  • To build a network of stakeholders, government representatives, and other relevant organizations to implement the outputs of the Global Event and the UN’s Global Conversation in terms of the UN75 declaration implementation plan;

As a result, the Tallinn Declaration was finalized and approved, together with local Citizens’ action plans, which will be submitted to the UN General Assembly, various international and governmental organizations, and the media. (Please click here to read the Tallinn Declaration).

The international event invited individuals, representatives from public, private and civil society sectors, including youth organizations, educational institutions, finance industry leaders, academics, researchers, legislators, planners and policy specialists in all relevant areas, representatives from UN organizations, intergovernmental organizations, governments, ministries or departments, international donors, national and regional human rights institutions.

The program included plenary lectures and speeches, panel discussions, workshops, study visits, a round table, and World Café discussions involving all participants. Participants shared their experience – and emphasized to younger participants their perspectives on the ‘art of the possible. They delivered targets and action ideas for implementation at local, national, and international levels.  The focus was to contribute effectively to the UN’s Global Conversation – and get educational and political institutions,  communities, and individuals involved back in their home countries.

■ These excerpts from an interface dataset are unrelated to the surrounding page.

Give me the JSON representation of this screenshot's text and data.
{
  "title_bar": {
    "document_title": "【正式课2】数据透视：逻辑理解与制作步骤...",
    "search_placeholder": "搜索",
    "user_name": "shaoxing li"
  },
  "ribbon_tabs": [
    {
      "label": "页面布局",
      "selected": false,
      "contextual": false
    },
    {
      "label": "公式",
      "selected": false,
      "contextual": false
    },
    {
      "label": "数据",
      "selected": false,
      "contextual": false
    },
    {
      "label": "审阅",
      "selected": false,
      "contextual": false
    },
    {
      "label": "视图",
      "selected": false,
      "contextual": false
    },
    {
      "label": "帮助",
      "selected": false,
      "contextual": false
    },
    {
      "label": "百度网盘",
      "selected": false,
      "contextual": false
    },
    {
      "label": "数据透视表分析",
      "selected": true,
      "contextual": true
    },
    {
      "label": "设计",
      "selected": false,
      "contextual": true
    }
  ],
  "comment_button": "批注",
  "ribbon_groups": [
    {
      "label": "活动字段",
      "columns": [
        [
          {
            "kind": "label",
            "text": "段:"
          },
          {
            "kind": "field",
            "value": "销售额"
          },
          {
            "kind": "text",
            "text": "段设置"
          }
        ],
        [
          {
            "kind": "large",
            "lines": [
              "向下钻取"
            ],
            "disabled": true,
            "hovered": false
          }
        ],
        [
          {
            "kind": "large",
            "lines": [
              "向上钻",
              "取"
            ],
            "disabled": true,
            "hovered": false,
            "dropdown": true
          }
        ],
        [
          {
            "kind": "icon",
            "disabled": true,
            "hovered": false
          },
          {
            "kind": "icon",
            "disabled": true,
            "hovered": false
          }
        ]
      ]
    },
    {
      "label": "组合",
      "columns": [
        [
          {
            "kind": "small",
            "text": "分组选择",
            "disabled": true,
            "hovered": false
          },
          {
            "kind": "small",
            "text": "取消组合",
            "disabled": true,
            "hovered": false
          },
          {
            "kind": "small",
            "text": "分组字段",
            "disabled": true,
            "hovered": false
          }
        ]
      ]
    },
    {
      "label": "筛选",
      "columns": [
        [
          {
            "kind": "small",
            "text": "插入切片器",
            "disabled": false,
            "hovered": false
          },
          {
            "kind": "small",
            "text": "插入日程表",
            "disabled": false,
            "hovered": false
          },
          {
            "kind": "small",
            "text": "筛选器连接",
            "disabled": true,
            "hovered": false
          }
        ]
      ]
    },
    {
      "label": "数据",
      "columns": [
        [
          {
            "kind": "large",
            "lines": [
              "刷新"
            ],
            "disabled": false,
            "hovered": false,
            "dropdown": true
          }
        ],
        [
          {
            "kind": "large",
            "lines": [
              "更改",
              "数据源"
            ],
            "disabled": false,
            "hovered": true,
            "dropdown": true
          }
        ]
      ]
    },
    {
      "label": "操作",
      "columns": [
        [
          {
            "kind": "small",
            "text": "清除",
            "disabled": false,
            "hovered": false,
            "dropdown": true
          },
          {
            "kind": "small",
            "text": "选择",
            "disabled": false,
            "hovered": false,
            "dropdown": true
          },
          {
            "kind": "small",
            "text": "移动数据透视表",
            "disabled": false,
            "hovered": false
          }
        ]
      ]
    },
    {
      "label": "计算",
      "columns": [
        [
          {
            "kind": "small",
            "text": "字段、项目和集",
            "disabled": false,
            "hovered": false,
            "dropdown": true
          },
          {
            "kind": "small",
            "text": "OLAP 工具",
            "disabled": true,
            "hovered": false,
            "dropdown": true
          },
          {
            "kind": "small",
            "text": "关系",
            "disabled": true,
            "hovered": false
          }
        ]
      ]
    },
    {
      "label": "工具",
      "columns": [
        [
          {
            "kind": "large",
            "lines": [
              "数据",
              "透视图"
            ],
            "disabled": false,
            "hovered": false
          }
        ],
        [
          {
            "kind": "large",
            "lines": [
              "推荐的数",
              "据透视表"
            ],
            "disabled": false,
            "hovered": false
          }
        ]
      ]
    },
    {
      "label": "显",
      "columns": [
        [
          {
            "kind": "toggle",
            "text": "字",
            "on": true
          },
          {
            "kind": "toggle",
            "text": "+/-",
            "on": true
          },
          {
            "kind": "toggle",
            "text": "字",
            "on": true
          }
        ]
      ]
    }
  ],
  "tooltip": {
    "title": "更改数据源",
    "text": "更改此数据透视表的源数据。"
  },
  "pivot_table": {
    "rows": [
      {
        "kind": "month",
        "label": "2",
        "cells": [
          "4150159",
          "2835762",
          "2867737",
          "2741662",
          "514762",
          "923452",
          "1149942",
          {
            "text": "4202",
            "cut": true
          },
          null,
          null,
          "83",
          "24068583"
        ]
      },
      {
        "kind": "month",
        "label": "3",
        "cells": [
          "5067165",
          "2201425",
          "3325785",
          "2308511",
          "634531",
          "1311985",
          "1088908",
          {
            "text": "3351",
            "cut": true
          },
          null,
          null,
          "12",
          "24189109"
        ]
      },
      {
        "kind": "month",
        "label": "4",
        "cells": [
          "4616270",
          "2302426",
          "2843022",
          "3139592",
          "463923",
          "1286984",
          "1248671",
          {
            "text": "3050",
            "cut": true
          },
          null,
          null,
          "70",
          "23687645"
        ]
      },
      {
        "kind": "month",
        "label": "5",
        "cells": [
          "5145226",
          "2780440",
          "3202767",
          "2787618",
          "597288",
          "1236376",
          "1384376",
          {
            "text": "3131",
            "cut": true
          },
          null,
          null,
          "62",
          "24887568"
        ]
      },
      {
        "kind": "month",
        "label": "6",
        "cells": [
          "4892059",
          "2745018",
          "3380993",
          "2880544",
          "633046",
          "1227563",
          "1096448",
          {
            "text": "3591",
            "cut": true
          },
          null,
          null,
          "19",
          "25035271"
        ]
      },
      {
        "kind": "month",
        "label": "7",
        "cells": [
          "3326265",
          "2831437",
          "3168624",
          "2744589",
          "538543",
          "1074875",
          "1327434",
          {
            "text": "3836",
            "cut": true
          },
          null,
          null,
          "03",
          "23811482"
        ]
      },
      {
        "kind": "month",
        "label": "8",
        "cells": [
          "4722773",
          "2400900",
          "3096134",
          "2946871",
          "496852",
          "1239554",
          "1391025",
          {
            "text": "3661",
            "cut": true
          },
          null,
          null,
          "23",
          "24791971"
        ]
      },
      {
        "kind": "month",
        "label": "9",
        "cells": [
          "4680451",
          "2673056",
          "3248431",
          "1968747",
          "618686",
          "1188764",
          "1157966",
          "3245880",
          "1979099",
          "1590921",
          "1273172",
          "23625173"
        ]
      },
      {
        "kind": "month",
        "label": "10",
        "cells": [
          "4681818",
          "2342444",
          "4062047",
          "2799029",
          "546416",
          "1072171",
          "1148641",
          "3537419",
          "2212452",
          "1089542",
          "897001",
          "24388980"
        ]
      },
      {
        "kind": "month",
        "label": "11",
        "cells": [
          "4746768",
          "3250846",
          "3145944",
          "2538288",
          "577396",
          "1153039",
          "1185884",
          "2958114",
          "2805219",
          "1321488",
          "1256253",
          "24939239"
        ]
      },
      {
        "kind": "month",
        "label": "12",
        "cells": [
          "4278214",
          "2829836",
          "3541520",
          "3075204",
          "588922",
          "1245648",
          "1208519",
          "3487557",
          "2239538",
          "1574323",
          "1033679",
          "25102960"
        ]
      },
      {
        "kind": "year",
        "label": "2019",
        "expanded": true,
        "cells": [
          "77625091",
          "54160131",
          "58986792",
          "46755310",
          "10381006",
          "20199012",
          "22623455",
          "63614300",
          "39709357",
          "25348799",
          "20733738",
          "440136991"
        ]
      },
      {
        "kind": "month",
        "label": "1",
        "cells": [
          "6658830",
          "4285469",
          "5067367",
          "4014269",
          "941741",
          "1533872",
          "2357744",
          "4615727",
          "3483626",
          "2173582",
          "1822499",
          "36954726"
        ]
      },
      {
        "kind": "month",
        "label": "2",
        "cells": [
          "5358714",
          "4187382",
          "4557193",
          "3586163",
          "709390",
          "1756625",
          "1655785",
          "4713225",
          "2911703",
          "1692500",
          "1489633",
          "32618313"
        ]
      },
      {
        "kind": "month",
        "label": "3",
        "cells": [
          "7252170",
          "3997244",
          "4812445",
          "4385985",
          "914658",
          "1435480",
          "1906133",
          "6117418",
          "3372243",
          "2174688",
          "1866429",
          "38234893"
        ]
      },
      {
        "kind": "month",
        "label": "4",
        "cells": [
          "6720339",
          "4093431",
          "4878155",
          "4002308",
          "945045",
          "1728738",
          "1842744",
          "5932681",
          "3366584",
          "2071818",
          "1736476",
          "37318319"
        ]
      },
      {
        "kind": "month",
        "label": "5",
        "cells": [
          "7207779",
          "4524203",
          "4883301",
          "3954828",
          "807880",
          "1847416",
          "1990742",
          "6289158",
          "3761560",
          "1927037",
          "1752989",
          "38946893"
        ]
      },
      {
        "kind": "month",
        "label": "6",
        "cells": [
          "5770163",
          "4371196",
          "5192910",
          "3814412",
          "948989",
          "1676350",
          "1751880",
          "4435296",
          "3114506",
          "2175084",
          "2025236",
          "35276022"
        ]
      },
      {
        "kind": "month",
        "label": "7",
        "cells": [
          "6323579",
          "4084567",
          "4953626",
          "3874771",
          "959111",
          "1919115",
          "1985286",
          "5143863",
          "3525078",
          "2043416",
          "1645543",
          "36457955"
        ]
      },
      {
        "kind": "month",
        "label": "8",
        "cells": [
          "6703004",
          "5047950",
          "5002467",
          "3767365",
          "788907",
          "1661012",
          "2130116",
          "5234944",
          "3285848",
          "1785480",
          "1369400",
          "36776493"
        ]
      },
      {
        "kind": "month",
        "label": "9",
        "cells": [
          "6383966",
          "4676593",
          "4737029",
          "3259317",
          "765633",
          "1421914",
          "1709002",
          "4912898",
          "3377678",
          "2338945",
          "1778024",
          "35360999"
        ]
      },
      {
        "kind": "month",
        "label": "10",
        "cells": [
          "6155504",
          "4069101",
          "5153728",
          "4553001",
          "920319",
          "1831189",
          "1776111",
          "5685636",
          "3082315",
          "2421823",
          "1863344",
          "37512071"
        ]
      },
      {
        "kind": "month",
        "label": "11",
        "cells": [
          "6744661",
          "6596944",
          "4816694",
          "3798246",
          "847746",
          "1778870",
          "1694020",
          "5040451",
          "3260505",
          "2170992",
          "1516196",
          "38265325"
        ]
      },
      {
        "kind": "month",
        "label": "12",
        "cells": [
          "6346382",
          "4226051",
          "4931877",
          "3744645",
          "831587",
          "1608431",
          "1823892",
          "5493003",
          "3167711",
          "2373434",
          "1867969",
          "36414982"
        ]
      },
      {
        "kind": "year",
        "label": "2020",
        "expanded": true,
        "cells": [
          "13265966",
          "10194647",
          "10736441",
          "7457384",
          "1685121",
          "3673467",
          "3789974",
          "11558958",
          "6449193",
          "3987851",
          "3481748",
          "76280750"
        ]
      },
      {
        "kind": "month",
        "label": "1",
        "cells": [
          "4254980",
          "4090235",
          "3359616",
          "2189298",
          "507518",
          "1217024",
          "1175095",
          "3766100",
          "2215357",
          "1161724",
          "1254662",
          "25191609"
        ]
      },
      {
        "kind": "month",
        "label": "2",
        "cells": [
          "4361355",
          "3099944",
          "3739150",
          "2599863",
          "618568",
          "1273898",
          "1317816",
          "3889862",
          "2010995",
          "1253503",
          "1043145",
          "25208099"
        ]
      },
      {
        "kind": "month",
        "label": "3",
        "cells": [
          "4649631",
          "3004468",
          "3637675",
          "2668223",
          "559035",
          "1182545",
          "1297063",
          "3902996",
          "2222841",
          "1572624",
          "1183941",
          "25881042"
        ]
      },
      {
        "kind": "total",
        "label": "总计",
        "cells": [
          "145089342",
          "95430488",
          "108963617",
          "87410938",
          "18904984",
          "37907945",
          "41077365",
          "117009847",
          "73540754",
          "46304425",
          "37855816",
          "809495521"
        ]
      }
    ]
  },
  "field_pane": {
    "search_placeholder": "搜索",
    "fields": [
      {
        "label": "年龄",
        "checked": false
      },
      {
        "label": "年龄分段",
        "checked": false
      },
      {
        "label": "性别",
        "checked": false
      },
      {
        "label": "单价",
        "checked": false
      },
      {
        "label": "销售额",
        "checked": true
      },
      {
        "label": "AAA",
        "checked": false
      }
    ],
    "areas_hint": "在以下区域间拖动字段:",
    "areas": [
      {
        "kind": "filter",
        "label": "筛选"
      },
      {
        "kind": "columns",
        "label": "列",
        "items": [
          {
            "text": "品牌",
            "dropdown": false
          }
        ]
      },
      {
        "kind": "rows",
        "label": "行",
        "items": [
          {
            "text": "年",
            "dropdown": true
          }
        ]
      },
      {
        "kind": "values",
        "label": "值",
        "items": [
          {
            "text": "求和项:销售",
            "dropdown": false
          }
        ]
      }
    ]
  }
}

The Conference topics expand from how to enable the UN to be more effective at promoting peace and preventing conflict, through enhanced peace-keeping and conflict transformation operations, intercultural dialogue, to youth exchanges and international digital Citizens’ Assemblies on key UN decisions. The second topic of the conference was sustainable growth and how to achieve full employment by 2030 and decouple economic growth from environmental degradation through Green Growth and improved resource efficiency. The topics included also digital cooperation – how to ensure safe and affordable digital access for all, secure digital human rights for all with increased security and reduced inequality in the context of a revised Human Rights regime 2.0 fit for 21st Century Realities, and how to take urgent action to combat Climate Change – explore and expand on COP-26 strategies and identify the most effective Citizen Actions to support them to achieve SDG 13 goal of halting and reversing global heating.

The project included also cultural events and visits, exhibiting Narva’s unique cultural and industrial heritage, always in the scope of how implementation of UN SDGs may have negative or challenging effects to local communities, as e.g. Narva is dependent on shale oil extraction, an activity that will have to cease by 2030, within the European effort to go carbon neutral.

The House of Europe in Rhodes was represented to this unique forum by its presented Michael G. Kavuklis, a political scientist and digital marketeer who shared his thoughts and remarks on “Digital Human Rights: a perspective from the field”. Transferring his 16+ years experience as a marketing agency owner and 15+ years as a political educator, the main points of Mr. Kavuklis was that in order to secure and protect digital human rights we have to promote responsible citizens and consumers with digital skills.